Friday, June 29, 2012

Memories of Gooseberry Tarts

In my life, there have been three gooseberry tarts.

The first was a Martha Stewart Living inspired creation, with a thin layer of custard and purple-red gooseberries. This was before tarts were a regular thing for me, and it was made in a large mary jane pan that my mother found at a tag sale. At the time, I did not know it was called a mary jane pan, or what it was for, so I just used it like a regular tart pan. For those in my erstwhile situation, a mary jane pan is a tart pan with a raised center, designed to create a cake with a fillable indentation. I can't find a good picture of such a pan, but here is a good shot of a cake made with one. The tart was beautiful and delicious, though a bit wobbly. I don't remember exactly when I made it, except that it was during the time that Jill and I lived in a little shack in a garden on Hope Street in Williamsburg, and that I bought the gooseberries at the Union Square farmers market and had never seen any before, and that Jill's stepmother Rosie was in town and ate some of the tart. We may or may not have eaten at an outdoor faux chowder house.

Those were good days, in our tiny little house in the garden, where my room had a palatial ceiling fan, a pig-iron bedframe that let the mattress slip through and required eternal caution to mount, and an iron burn on the floor. A quirk of ceiling vent turned the tiny bathroom (separate from the shower and the sink) into an accidental confessional, perfect for overhearing all the drama from the balcony of a nearby bar, Larry Lawrence. Yes, its name was, and continues to be, Larry Lawrence. In retrospect, it makes me feel very 1930s Paris to have lived three years in two Brooklyn apartments without sinks in the bathroom. (I've never been to Paris, or the 1930s, but I have vague romantic ideas).

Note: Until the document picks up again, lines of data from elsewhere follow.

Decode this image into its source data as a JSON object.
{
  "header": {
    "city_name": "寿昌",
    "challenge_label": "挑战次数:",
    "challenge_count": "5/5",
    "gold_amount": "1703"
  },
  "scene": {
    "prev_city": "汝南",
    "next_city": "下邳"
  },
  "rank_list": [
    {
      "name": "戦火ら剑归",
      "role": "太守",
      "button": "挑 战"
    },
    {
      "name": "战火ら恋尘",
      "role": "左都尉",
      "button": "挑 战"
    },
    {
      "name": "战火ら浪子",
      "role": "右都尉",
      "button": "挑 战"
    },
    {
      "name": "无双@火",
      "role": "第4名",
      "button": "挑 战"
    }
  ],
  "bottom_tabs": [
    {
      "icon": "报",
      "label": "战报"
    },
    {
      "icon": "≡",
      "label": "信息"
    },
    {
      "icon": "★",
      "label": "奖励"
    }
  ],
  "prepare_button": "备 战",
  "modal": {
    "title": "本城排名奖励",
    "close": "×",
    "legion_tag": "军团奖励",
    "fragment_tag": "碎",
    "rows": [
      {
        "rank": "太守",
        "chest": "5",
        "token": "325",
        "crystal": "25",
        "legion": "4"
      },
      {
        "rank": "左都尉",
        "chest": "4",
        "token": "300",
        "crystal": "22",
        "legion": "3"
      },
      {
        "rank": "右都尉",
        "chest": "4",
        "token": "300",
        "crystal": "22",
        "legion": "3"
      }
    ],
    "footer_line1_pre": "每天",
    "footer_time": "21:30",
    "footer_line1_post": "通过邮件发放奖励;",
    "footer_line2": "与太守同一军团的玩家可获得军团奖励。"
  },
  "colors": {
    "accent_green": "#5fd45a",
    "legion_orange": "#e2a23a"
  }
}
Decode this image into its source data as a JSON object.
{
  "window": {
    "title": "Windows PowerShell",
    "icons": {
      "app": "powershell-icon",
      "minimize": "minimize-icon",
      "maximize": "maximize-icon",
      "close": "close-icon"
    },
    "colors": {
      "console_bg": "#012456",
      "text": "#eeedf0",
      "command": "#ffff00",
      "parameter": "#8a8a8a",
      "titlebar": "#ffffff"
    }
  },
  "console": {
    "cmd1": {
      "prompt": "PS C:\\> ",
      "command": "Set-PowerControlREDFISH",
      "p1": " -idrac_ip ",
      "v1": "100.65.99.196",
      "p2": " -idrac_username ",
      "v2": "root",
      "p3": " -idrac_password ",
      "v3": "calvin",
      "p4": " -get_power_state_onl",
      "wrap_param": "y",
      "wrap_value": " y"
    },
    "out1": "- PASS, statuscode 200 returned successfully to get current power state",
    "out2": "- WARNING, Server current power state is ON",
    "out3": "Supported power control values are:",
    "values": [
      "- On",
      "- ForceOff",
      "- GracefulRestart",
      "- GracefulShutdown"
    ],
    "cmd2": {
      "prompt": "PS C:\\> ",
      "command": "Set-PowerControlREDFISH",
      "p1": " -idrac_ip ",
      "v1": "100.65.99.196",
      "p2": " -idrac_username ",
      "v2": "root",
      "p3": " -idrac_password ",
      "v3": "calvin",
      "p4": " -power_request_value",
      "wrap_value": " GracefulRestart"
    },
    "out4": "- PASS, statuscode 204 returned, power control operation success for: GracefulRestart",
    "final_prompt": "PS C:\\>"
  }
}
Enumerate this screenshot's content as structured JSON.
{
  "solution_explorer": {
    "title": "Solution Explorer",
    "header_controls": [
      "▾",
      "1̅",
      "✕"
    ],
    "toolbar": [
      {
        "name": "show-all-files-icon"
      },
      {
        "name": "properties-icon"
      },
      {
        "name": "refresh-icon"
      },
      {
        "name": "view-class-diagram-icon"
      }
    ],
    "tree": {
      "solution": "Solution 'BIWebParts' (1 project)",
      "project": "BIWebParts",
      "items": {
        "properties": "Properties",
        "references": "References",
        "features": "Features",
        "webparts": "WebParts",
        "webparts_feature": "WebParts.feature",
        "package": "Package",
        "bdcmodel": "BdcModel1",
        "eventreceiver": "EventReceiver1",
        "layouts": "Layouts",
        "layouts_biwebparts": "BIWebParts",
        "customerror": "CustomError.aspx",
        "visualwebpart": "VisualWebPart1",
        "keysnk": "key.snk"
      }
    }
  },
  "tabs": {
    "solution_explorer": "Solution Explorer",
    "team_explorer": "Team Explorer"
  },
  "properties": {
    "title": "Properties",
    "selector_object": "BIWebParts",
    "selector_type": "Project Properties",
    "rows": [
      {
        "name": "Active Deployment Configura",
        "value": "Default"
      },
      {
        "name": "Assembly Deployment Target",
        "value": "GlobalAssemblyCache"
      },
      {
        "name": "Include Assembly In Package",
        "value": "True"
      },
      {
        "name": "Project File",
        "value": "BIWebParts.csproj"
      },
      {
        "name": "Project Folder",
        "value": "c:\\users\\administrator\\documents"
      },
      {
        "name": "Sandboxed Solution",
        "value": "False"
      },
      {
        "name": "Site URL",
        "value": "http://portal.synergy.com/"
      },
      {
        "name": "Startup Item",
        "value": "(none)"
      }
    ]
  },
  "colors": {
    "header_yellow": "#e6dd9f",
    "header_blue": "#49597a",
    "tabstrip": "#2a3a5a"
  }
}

Speaking of vague romantic ideas, if I didn't have a thing for early 20th century British children's novels, I don't think I'd have a clue that 'playing gooseberry' is slang for tagging along as an unwanted chaperone on a date.

The second gooseberry tart in my life was made by Carrie, and the memory of it has lingered largely because it is such a perfect illustration of some of her best talents--if she loves you, she will show up at your door sometimes with a handful of berries and make you a tart. In this case, the door belonged to my parents, and they have treasured the memory of this impromptu tart for years, partly because it was the first time either of them had eaten a gooseberry.

This lingering memory inspired a recent purchase on my mother's part. Surprised to find gooseberries at her farmers market, she bought me a little carton. I'm sure she assumed that I would make something with them during my weekend visit, but instead I selfishly packed them (along with several pounds of strawberries) and took them home. A few weeks later, (they keep very well in the 'icebox,' as the seller said), I noticed them ripening and made tart number three.

This tart, made in a proper tart pan, of which I now have several, of course, was also a custard tart, a variation on the cherry clafoutis from Dorie Greenspan's Around My French Table.  The crust was Dorie's Sweet Tart Dough, a very forgiving and buttery dough made with confectioner's sugar and an egg yolk. I think it's a Pate Sucre, but what do I know? In any case, it was parbaked and then filled with gooseberries and custard. I didn't sugar the gooseberries, so they stood out sharp and tart against the sweet crust and custard. To round out the Western MA theme, I tossed in a few of the strawberries that I'd roasted with sugar. The result was delicious, which was foregone (it had custard), but also uncommonly beautiful. The opalescent pink shine of the berries through the custard reminded me of pretty plastic beads, and the strawberries added occasional touches of color. It was nearly perfect, at least to my taste.

And it's my taste that matters, these days. Certain hints may have given this away, but I might as well say it: Matt and I are no longer together, and I'm slowly beginning to put together the pieces of a life without him. Clich├ęs abound, and certainly fuel my nostalgia for more than tarts. For now I'm just doing my best to live in this place of loss and change, and occasional perfect tarts. Though, to tell the truth, it too was imperfect, and the egg yolk wasn't well whisked in to the filling. There's room for improvement, at any rate, but it was very good.

There's more to say, maybe, but not now. I'm not as calm nor as wise as I'm maybe trying to sound. I'm looking into meaner stories, stronger stands, and harder things. Nothing is going to be the same, now. New memories. Old ones. And gooseberry tarts.

1 comment:

Joan said...

Actually, the gooseberry vendor said that they would keep 'just fine in the crispah'.
And you are wiser than you know.